In the material below, some lines carry "this". Copy each such line.
Start of Task inputs
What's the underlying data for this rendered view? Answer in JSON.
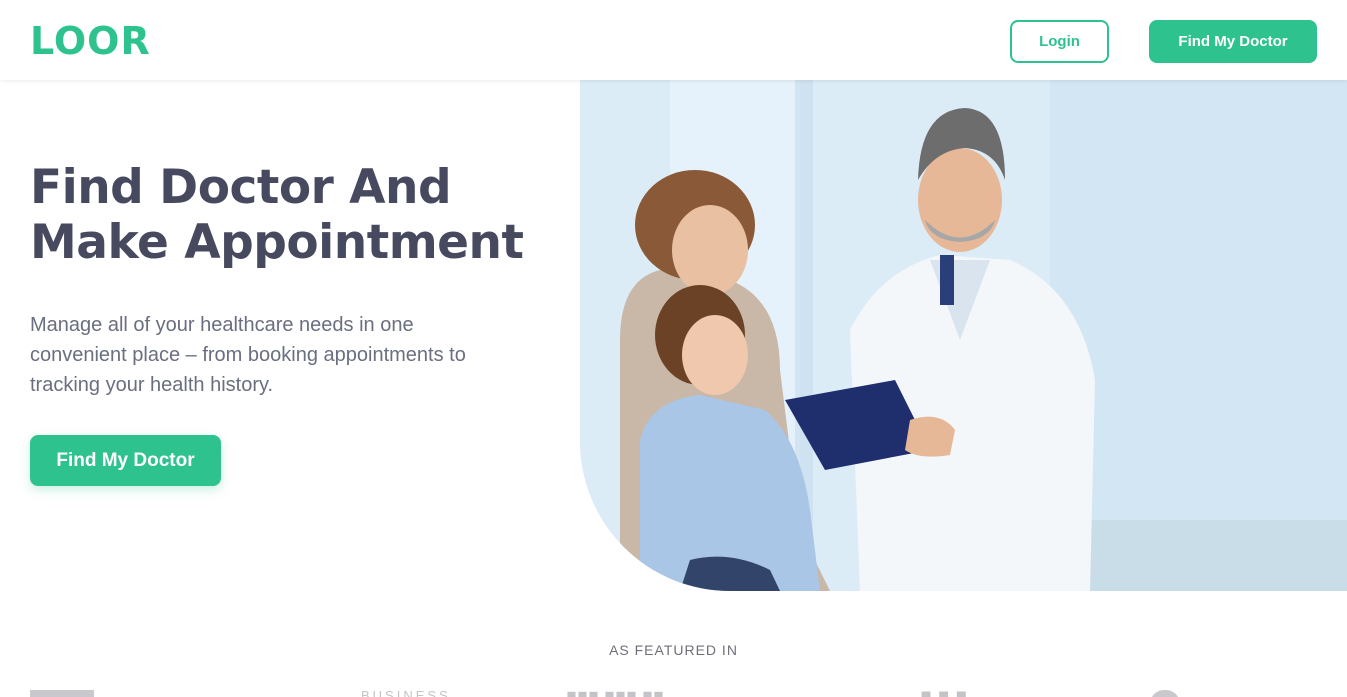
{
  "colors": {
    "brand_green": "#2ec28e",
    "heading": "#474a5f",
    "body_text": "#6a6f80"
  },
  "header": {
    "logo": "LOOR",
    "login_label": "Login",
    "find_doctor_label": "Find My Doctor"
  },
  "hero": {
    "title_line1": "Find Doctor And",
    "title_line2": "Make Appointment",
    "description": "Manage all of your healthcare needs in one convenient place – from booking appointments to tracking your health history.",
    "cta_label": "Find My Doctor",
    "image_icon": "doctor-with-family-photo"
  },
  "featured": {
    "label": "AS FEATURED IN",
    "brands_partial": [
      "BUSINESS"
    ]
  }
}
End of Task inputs
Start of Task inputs
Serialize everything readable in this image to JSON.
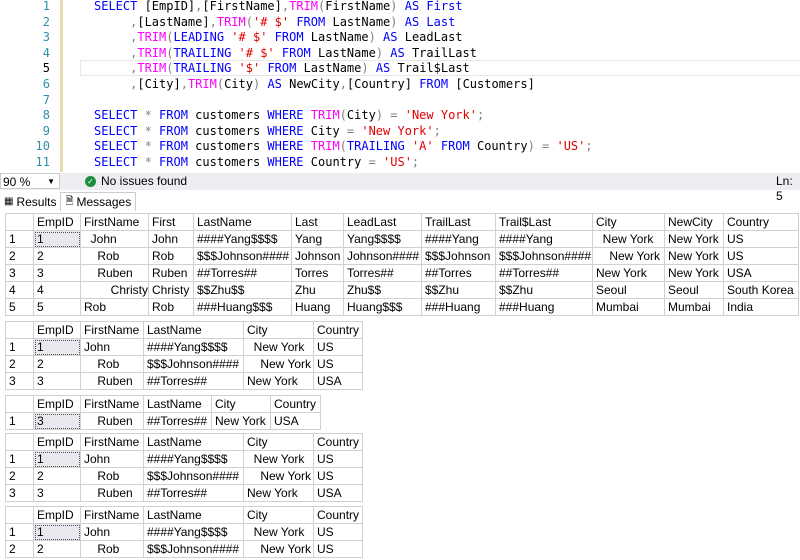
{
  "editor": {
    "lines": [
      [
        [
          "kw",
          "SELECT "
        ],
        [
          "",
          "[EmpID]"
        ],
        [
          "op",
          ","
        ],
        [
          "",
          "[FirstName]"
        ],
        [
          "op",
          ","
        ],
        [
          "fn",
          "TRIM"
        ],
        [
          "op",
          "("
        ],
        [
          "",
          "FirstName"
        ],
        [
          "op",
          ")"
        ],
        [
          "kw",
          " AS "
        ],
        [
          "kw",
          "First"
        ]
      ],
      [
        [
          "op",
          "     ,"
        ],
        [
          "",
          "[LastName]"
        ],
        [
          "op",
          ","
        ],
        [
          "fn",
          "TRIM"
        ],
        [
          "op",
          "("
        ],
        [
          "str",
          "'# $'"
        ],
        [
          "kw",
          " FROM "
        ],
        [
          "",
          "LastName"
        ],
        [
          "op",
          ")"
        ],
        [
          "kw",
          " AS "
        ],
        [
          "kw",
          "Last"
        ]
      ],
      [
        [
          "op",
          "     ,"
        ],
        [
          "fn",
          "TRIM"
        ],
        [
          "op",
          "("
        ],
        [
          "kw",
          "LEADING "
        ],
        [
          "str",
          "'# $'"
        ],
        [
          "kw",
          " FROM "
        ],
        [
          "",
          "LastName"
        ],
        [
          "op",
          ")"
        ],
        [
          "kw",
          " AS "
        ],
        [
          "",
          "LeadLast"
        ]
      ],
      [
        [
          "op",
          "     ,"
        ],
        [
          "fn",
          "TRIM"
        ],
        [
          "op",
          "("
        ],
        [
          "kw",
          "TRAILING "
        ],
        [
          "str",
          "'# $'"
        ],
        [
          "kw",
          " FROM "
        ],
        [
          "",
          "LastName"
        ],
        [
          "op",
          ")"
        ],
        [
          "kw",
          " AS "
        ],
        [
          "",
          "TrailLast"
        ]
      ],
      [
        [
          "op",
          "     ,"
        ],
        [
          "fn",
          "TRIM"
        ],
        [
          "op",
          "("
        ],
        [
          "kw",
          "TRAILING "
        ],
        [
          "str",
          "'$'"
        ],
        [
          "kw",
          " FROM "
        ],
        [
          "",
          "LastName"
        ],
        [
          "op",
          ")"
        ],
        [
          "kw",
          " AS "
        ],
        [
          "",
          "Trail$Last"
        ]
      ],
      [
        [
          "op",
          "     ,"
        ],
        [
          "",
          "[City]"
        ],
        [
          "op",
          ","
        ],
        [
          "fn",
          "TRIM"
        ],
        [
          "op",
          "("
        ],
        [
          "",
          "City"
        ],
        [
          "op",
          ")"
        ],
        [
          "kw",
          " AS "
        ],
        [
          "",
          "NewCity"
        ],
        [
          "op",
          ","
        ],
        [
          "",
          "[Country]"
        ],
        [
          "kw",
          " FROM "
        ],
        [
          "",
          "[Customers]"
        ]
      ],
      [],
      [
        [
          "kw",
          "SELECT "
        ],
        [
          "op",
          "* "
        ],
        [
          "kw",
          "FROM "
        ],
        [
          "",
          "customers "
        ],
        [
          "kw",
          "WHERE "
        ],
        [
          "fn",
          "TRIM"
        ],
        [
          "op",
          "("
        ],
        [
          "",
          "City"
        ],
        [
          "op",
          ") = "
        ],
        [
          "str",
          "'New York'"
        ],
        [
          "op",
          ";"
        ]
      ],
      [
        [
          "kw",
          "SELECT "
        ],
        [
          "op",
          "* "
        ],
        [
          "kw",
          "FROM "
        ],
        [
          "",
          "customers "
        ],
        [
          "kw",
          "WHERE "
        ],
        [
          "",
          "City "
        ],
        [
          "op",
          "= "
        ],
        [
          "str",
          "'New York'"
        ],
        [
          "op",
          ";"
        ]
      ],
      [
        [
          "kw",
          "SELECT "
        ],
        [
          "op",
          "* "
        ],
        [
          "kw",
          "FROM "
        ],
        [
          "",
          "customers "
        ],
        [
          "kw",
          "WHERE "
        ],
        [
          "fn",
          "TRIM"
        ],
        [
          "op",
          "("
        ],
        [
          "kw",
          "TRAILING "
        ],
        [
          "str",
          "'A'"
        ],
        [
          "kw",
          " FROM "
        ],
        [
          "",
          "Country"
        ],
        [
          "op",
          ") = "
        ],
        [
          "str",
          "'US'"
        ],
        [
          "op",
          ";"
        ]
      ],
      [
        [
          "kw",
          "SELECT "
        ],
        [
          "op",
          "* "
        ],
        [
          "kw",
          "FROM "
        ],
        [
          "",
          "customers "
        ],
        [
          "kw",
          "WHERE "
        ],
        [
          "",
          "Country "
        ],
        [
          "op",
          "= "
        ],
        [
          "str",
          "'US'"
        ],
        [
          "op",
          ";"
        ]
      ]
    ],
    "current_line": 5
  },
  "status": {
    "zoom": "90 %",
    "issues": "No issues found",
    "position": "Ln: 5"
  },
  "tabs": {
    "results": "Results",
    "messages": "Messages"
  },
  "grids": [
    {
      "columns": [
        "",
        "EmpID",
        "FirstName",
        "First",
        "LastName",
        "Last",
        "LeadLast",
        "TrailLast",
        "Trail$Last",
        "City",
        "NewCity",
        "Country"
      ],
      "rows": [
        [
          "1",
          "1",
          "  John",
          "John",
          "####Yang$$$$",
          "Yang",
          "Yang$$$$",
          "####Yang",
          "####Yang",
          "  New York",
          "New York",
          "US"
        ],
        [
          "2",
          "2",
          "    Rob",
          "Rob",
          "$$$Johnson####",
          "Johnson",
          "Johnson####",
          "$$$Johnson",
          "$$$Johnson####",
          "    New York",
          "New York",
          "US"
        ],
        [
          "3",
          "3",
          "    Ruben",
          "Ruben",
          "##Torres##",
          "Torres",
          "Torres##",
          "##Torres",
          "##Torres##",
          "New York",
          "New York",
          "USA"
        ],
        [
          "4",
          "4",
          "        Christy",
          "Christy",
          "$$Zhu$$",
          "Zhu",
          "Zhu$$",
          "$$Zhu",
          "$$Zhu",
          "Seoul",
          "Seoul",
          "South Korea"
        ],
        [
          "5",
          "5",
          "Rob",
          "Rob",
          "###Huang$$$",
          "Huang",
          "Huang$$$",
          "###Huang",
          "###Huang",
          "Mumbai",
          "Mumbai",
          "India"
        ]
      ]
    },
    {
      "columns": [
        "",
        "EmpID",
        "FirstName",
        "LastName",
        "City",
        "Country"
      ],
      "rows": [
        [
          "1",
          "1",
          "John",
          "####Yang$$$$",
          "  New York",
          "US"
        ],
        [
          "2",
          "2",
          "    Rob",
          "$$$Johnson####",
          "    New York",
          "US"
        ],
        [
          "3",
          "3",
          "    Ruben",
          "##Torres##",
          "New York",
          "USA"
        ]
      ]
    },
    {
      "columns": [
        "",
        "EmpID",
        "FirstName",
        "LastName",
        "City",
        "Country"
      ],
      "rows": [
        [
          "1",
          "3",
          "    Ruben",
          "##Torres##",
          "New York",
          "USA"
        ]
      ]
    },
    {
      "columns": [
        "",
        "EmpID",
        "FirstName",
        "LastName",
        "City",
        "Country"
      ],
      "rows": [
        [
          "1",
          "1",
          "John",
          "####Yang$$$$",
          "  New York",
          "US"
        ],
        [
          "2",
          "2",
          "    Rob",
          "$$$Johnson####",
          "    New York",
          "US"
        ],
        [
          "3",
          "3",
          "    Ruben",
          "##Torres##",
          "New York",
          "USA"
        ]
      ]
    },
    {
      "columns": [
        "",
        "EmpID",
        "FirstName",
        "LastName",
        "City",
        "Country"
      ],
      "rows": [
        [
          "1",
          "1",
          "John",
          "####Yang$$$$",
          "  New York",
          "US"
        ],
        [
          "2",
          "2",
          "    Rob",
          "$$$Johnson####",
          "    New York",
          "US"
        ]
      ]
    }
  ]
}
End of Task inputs
Final answer:
What's the underlying data for this rendered view? Answer in JSON.
Serialize everything readable in this image to JSON.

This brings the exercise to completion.